A couple of weeks ago, I was offered a chance to meet Mr. Vivek Kundra at the Eisenhower Executive Office Building in downtown Washington, DC. Needless to say, I was honored to be given the opportunity. Although I was clear on my own views of how the Federal government could use cloud computing, the Obama administration’s plans were, at that time, anything but certain. What a difference a week makes !!
As has been widely reported, the President’s 2010 Budget submission has firmly set cloud computing as a “key tool for improving innovation, efficiency and effectiveness in Federal IT. The GSA has emphasized this edict by releasing a request for information (RFI) for Infrastructure as a Service offerings. This rapid and fairly decisive course change to the way Federal IT will be procured in the future can potentially change an entire industry. Looking at what has happened in the financial and automotive industries, this could also be seen as the administration flexing its muscle yet again in order to set the direction of a crucial component of the US economic system.
So now, with a little over a week before my meeting with Mr. Kundra, what do I talk about? Since the administrations direction has now been set, there’s clearly no need to discuss cloud computing as the right direction for Federal IT. Not being a political pundit or economic advisor, I will definitely stay away from the debates around government influence over the commercial sector. So as a technologist, I will stick to my knitting and discuss what technologies the coming GovCloud implementation will be able to leverage going forward.
If you have any suggestions for me, I would be happy to hear about them. The only thing I ask is for your recommendations to be focused on general technologies, industry standards or open source approaches. Please, no specific commercial products or specific technology implementations.
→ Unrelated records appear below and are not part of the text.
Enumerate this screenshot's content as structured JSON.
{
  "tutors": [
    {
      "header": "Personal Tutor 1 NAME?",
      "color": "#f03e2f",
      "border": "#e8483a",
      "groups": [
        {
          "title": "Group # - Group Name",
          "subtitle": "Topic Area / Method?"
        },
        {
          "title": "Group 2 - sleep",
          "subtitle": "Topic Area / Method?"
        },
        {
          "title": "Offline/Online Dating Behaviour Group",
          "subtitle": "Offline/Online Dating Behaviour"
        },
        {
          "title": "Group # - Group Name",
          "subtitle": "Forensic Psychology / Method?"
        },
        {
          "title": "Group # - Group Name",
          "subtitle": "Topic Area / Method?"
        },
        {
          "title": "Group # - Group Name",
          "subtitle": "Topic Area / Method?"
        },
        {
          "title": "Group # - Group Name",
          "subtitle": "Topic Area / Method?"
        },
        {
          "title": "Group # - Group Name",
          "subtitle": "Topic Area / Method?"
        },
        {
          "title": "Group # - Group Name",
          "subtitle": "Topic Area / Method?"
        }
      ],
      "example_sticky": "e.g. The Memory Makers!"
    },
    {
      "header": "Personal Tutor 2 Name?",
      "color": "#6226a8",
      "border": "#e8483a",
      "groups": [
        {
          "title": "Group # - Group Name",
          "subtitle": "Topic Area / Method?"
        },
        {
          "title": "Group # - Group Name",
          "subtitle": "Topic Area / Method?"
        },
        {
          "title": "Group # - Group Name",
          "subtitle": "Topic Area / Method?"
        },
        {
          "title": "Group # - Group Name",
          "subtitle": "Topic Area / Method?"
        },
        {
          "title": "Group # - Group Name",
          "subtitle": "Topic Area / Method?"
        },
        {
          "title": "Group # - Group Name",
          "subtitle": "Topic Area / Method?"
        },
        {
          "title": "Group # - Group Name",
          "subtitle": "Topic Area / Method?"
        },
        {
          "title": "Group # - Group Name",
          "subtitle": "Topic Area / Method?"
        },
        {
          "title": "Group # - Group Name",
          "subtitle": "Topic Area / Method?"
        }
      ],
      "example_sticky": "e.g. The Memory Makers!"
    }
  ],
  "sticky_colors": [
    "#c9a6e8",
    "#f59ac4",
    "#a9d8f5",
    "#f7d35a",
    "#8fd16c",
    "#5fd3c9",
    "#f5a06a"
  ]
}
Of particular interest to me will be those technologies, standards or approaches that are “shovel ready”, and available for pilot implementations today! As outlined in the budget, “… pilot projects will be implemented to offer an opportunity to utilize more fully and broadly departmental and agency architectures to identify enterprise-wide common services and solutions, with a new emphasis on cloud-computing. The pilots will test a variety of services and delivery modes, provisioning approaches, options, and opportunities that cloud computing brings to Federal Government. Additionally, the multiple approaches will focus on measuring service, cost, and performance; refining and scaling pilots to full capabilities; and providing financial support to accelerate migration”.
I look forward to your assistance on this!
I’d suggest you take a look at what DISA has done with the RACE (Rapid Access Computing Environment) effort they are bringing online, as well as its companion application development environment (Forge.mil).
While these are specific examples, I think you’ll find interesting information to help you in your meeting with Mr. Kundra. DISA has already been thinking a lot about this already.
Good luck in your meeting – I hope it goes very well!
Sorry – correction – Forge.mil link is http://disa.mil/forge
I’m curious, Kevin, whether he thinks the goal should be to build and adopt new technological standards to gain efficiency/effectiveness or to amend current infrastructure and rewrite policies so such technologies have an easier chance of adoption.
Related, where does he stand on the notion of a “one web” solution for the entire executive branch, i.e. instead of individual departments acting like silos with their own social technologies, shouldn’t there be an Administration-wide direction and initiative in one?
how about working on giving more support to adoption of collaborative and social media tools within the agencies – encouraging the technical, legal and cultural issues that agencies need to get over.
I would second Ms. Lavoy, and add what to me is almost embarrassingly basic: an immediate solution to the ban on thumb drives. Perhaps the ban itself can’t be resolved that quickly, but surely there is some way to train and trust people who truly need this technology to do their jobs every day. We in Public Affairs are hampered by the inability to move photos from camera to computer, and I have read about med techs with handheld computers in the field whose issue is not just job-critical but life-critical to their patients.
Driving innovation and standardization with a view to improving efficiency is a lofty goal. But change is painful- especially for the folks that have to practice this in their work everyday. Compliance can be enforced, but in order to ensure that folks understand the strategy and are committed to realizing the efficiencies, the human component has to be taken into account. It is challenging to change a culture where every agency/department is used to following their own standards to have to now start adhering to a new centralized standard. Pilot initiatives have to go beyond the notion of “one size fits all”. Will there be plans to make sure that the resources that have to use this are on board?
Thank you for the thoughtful input. I will definitely highlight this dialog when I meet Mr. Kundra and will leave a listing of all comments for his review. If anyone else would like to provide additional comments, I will continue collecting them until Tuesday evening (May 26th).